skill or adroitness in using the hands or body; agility.
mental adroitness or skill; cleverness.

Origin of dexterity

1520–30; < Latin dexteritās readiness, equivalent to dexter- (stem of dexter) skillful + -itās -ity
Related formsnon·dex·ter·i·ty, noun Unabridged Based on the Random House Unabridged Dictionary, © Random House, Inc. 2019

Examples from the Web for dexterity

Contemporary Examples of dexterity

Historical Examples of dexterity

  • Cellini was remarkable for his readiness and dexterity in handicraft.


    Samuel Smiles

  • Three or four times he lunged with incomparable dash and dexterity.

  • It was a wonderful exhibition of strength, patience, and dexterity.

    The Last Voyage

    Lady (Annie Allnutt) Brassey

  • He marveled at the dexterity with which she lifted him against her slim shoulder.
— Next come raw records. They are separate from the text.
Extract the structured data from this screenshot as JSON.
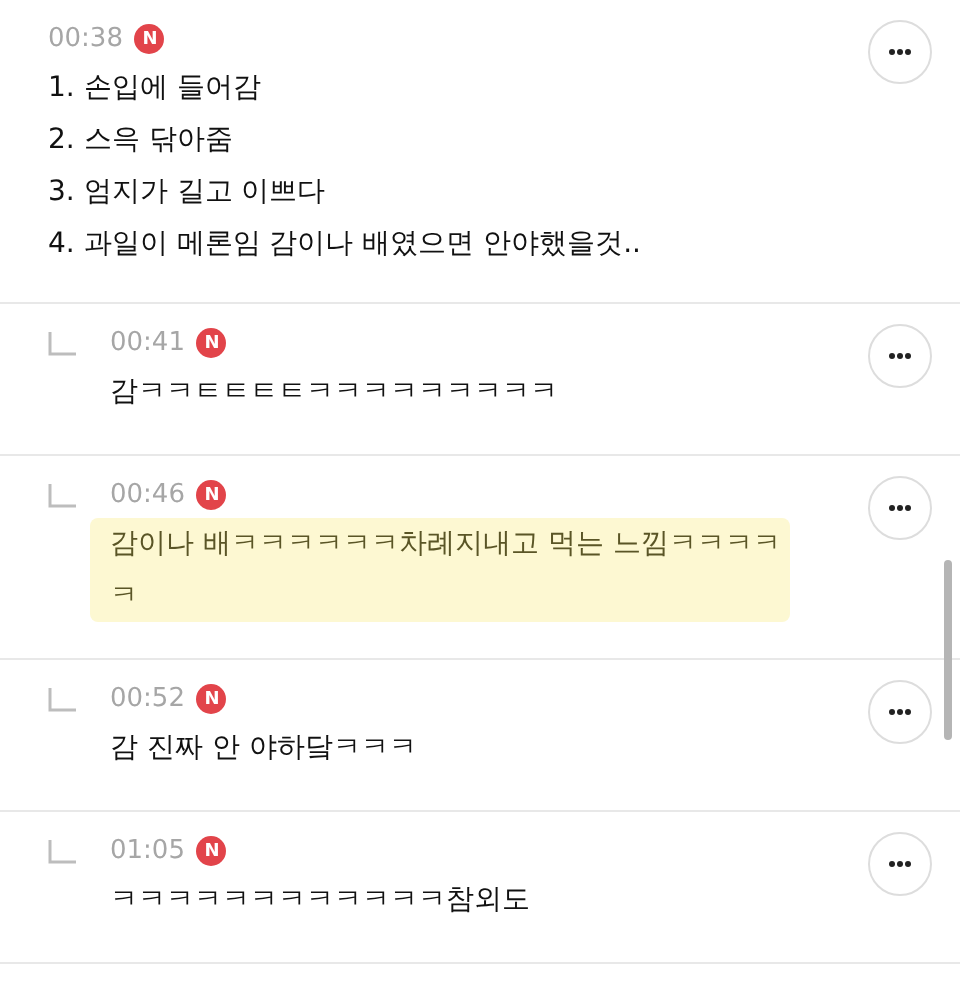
{
  "comments": [
    {
      "reply": false,
      "time": "00:38",
      "badge": "N",
      "highlighted": false,
      "lines": [
        "1. 손입에 들어감",
        "2. 스윽 닦아줌",
        "3. 엄지가 길고 이쁘다",
        "4. 과일이 메론임 감이나 배였으면 안야했을것.."
      ]
    },
    {
      "reply": true,
      "time": "00:41",
      "badge": "N",
      "highlighted": false,
      "lines": [
        "감ㅋㅋㅌㅌㅌㅌㅋㅋㅋㅋㅋㅋㅋㅋㅋ"
      ]
    },
    {
      "reply": true,
      "time": "00:46",
      "badge": "N",
      "highlighted": true,
      "lines": [
        "감이나 배ㅋㅋㅋㅋㅋㅋ차례지내고 먹는 느낌ㅋㅋㅋㅋㅋ"
      ]
    },
    {
      "reply": true,
      "time": "00:52",
      "badge": "N",
      "highlighted": false,
      "lines": [
        "감 진짜 안 야하닼ㅋㅋㅋ"
      ]
    },
    {
      "reply": true,
      "time": "01:05",
      "badge": "N",
      "highlighted": false,
      "lines": [
        "ㅋㅋㅋㅋㅋㅋㅋㅋㅋㅋㅋㅋ참외도"
      ]
    }
  ]
}
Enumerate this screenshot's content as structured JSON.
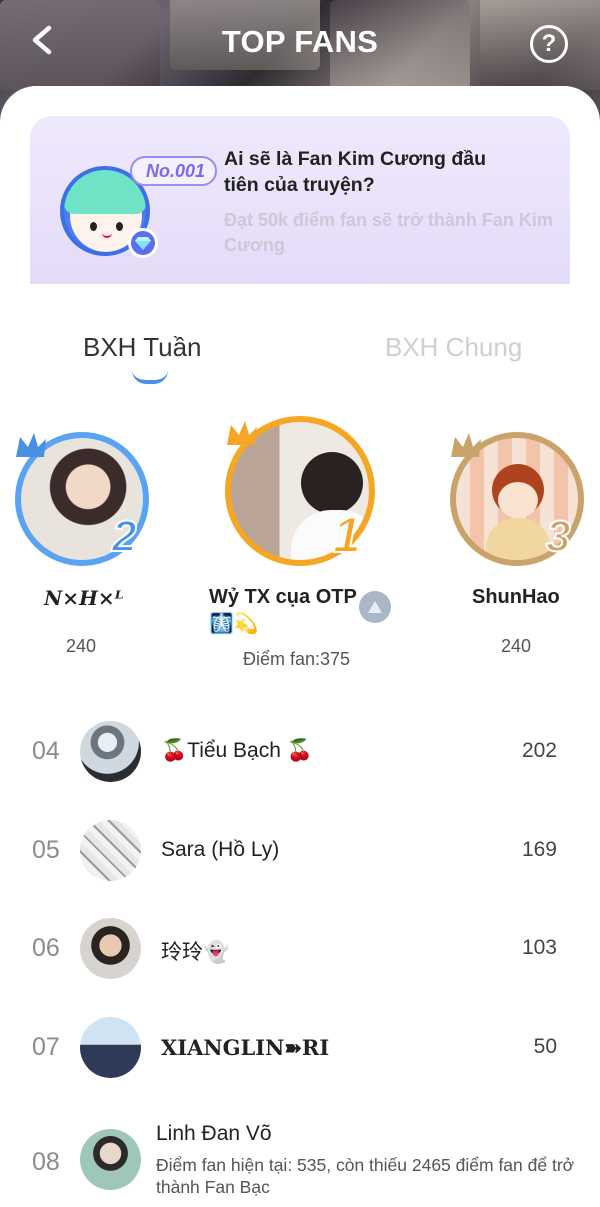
{
  "header": {
    "title": "TOP FANS",
    "help_symbol": "?"
  },
  "banner": {
    "badge": "No.001",
    "title": "Ai sẽ là Fan Kim Cương đầu tiên của truyện?",
    "subtitle": "Đạt 50k điểm fan sẽ trở thành Fan Kim Cương"
  },
  "tabs": [
    {
      "label": "BXH Tuần",
      "active": true
    },
    {
      "label": "BXH Chung",
      "active": false
    }
  ],
  "podium": {
    "first": {
      "rank": "1",
      "name": "Wỷ TX cụa OTP 🩻💫",
      "score_label": "Điểm fan:375"
    },
    "second": {
      "rank": "2",
      "name": "N×H×ᴸ",
      "score": "240"
    },
    "third": {
      "rank": "3",
      "name": "ShunHao",
      "score": "240"
    }
  },
  "list": [
    {
      "rank": "04",
      "name": "🍒Tiểu Bạch 🍒",
      "score": "202"
    },
    {
      "rank": "05",
      "name": "Sara (Hồ Ly)",
      "score": "169"
    },
    {
      "rank": "06",
      "name": "玲玲👻",
      "score": "103"
    },
    {
      "rank": "07",
      "name": "XIANGLIN➽RI",
      "score": "50"
    }
  ],
  "current_user": {
    "rank": "08",
    "name": "Linh Đan Võ",
    "status": "Điểm fan hiện tại: 535, còn thiếu 2465 điểm fan để trở thành Fan Bạc"
  },
  "colors": {
    "accent_blue": "#4a8ef0",
    "gold": "#f5a623",
    "bronze": "#c9a36a",
    "banner_bg": "#ebe4fb"
  }
}
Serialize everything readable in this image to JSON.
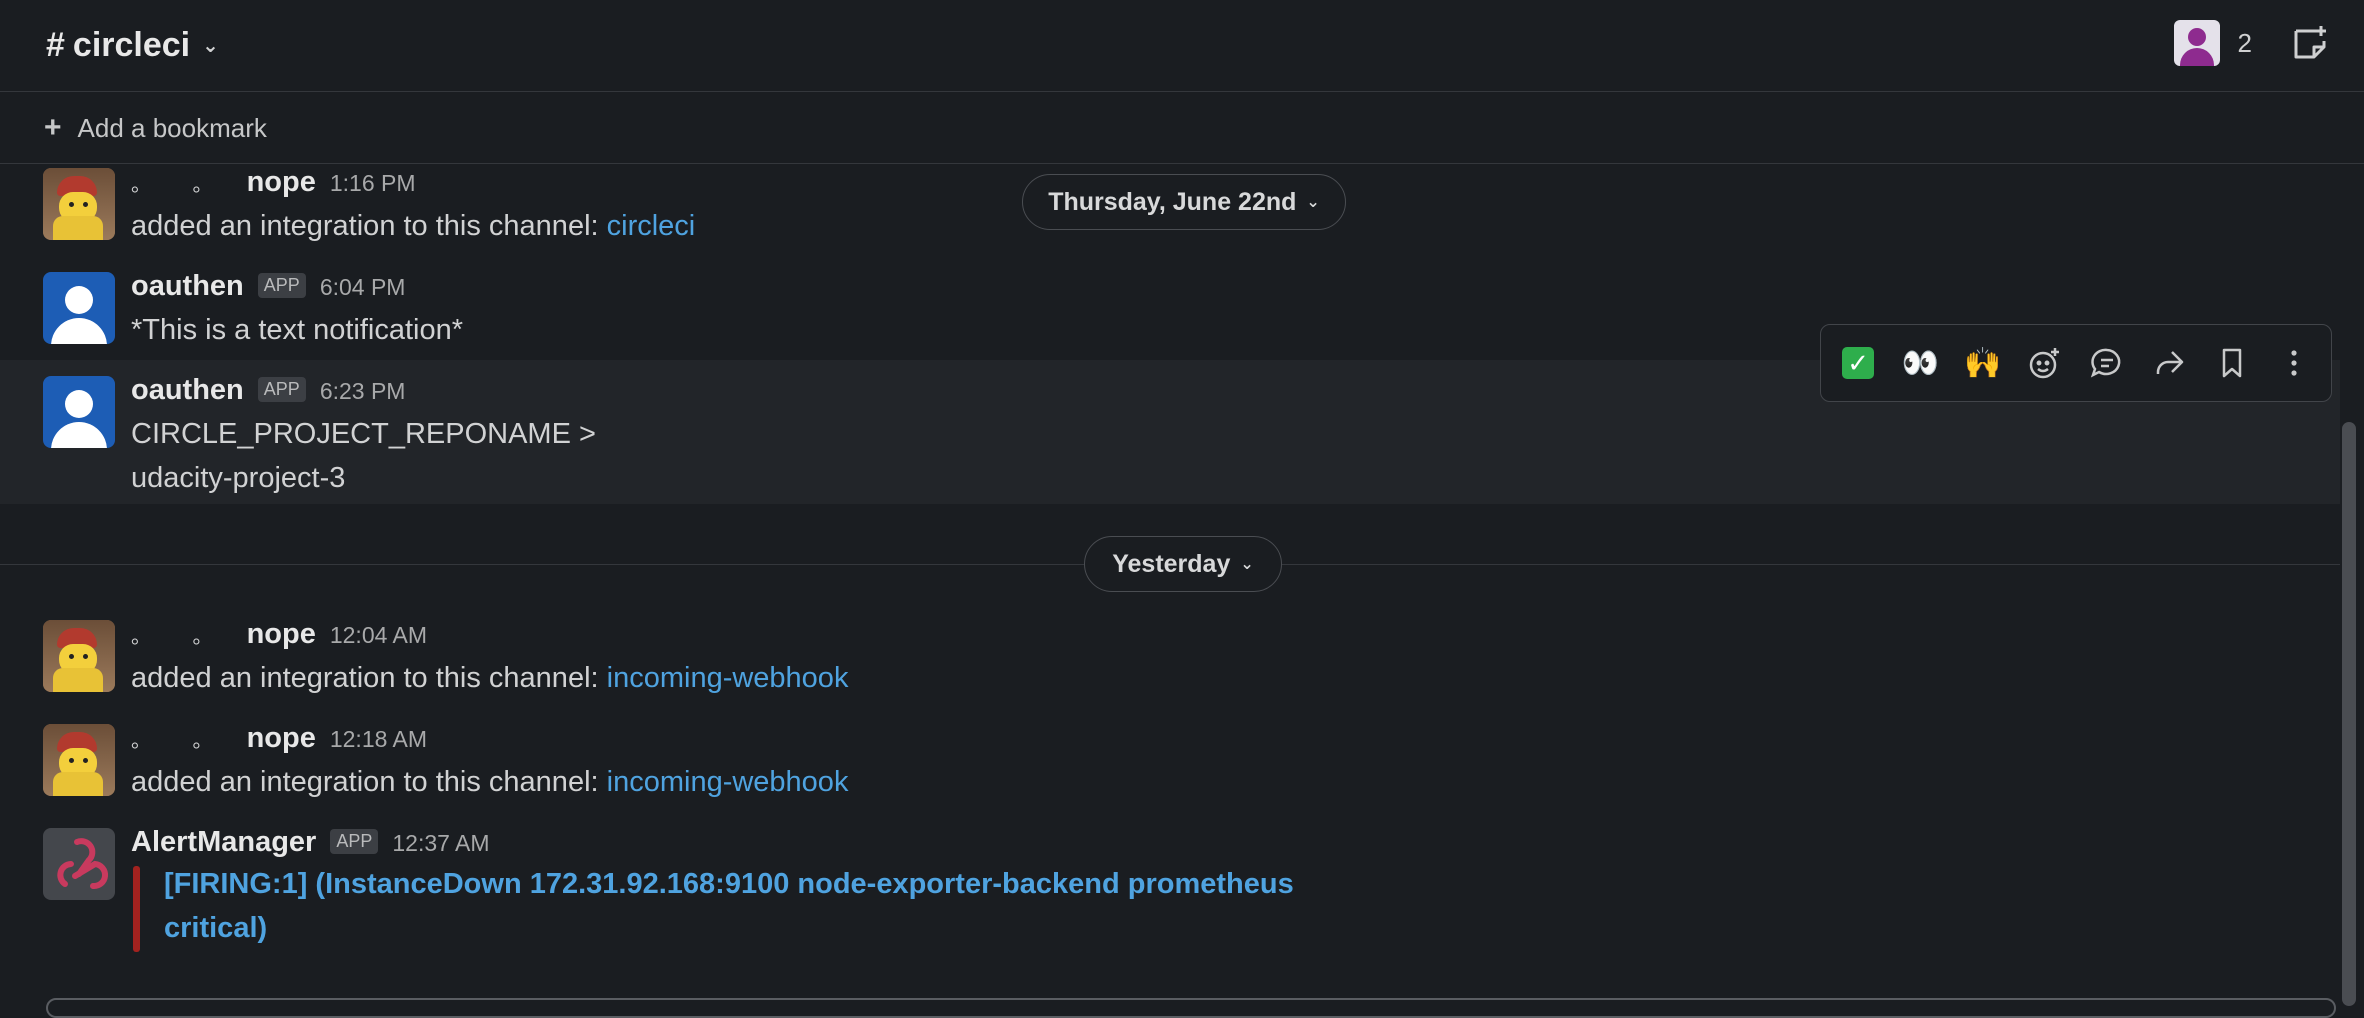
{
  "header": {
    "channel_hash": "#",
    "channel_name": "circleci",
    "member_count": "2",
    "member_icon": "user-avatar-icon",
    "canvas_icon": "canvas-icon"
  },
  "bookmark": {
    "label": "Add a bookmark"
  },
  "date_dividers": [
    {
      "label": "Thursday, June 22nd"
    },
    {
      "label": "Yesterday"
    }
  ],
  "messages": [
    {
      "prefix": "。 。",
      "author": "nope",
      "time": "1:16 PM",
      "text": "added an integration to this channel: ",
      "link": "circleci"
    },
    {
      "author": "oauthen",
      "badge": "APP",
      "time": "6:04 PM",
      "text": "*This is a text notification*"
    },
    {
      "author": "oauthen",
      "badge": "APP",
      "time": "6:23 PM",
      "line1": "CIRCLE_PROJECT_REPONAME  >",
      "line2": "udacity-project-3"
    },
    {
      "prefix": "。 。",
      "author": "nope",
      "time": "12:04 AM",
      "text": "added an integration to this channel: ",
      "link": "incoming-webhook"
    },
    {
      "prefix": "。 。",
      "author": "nope",
      "time": "12:18 AM",
      "text": "added an integration to this channel: ",
      "link": "incoming-webhook"
    },
    {
      "author": "AlertManager",
      "badge": "APP",
      "time": "12:37 AM",
      "attachment_line1": "[FIRING:1]  (InstanceDown 172.31.92.168:9100 node-exporter-backend prometheus",
      "attachment_line2": "critical)",
      "attachment_color": "#a3221f"
    }
  ],
  "toolbar": {
    "reactions": [
      "✅",
      "👀",
      "🙌"
    ],
    "actions": [
      "add-reaction-icon",
      "reply-in-thread-icon",
      "share-icon",
      "bookmark-icon",
      "more-actions-icon"
    ]
  },
  "colors": {
    "background": "#1a1d21",
    "link": "#4fa3e0",
    "hover_row": "#222529"
  }
}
    Jane Abbott

  • To a dexterity so fatal he added a judgment that had not failed when confronted with deceit.

    Whispering Smith

    Frank H. Spearman

British Dictionary definitions for dexterity



physical, esp manual, skill or nimbleness
mental skill or adroitness: cleverness
rare the characteristic of being right-handed

Word Origin for dexterity

C16: from Latin dexteritās aptness, readiness, prosperity; see dexter 1
Collins English Dictionary - Complete & Unabridged 2012 Digital Edition © William Collins Sons & Co. Ltd. 1979, 1986 © HarperCollins Publishers 1998, 2000, 2003, 2005, 2006, 2007, 2009, 2012

Word Origin and History for dexterity

1520s, from Middle French dexterité (16c.), from Latin dexteritatem (nominative dexteritas) "readiness, skillfulness, prosperity," from dexter "skillful," also "right (hand)" (source of Old French destre, Spanish diestro, etc.), from PIE root *deks- "on the right hand," hence "south" to one facing east (cf. Sanskrit daksinah "on the right hand, southern, skillful;" Avestan dashina- "on the right hand;" Greek dexios "on the right hand," also "fortunate, clever;" Old Irish dess "on the right hand, southern;" Welsh deheu; Gaulish Dexsiva, name of a goddess of fortune; Gothic taihswa; Lithuanian desinas; Old Church Slavonic desnu, Russian desnoj). The Latin form is with the comparative suffix -ter, thus meaning etymologically "the better direction." Middle English dester meant "right hand," and in heraldry dexter means "on the right side."

Online Etymology Dictionary, © 2010 Douglas Harper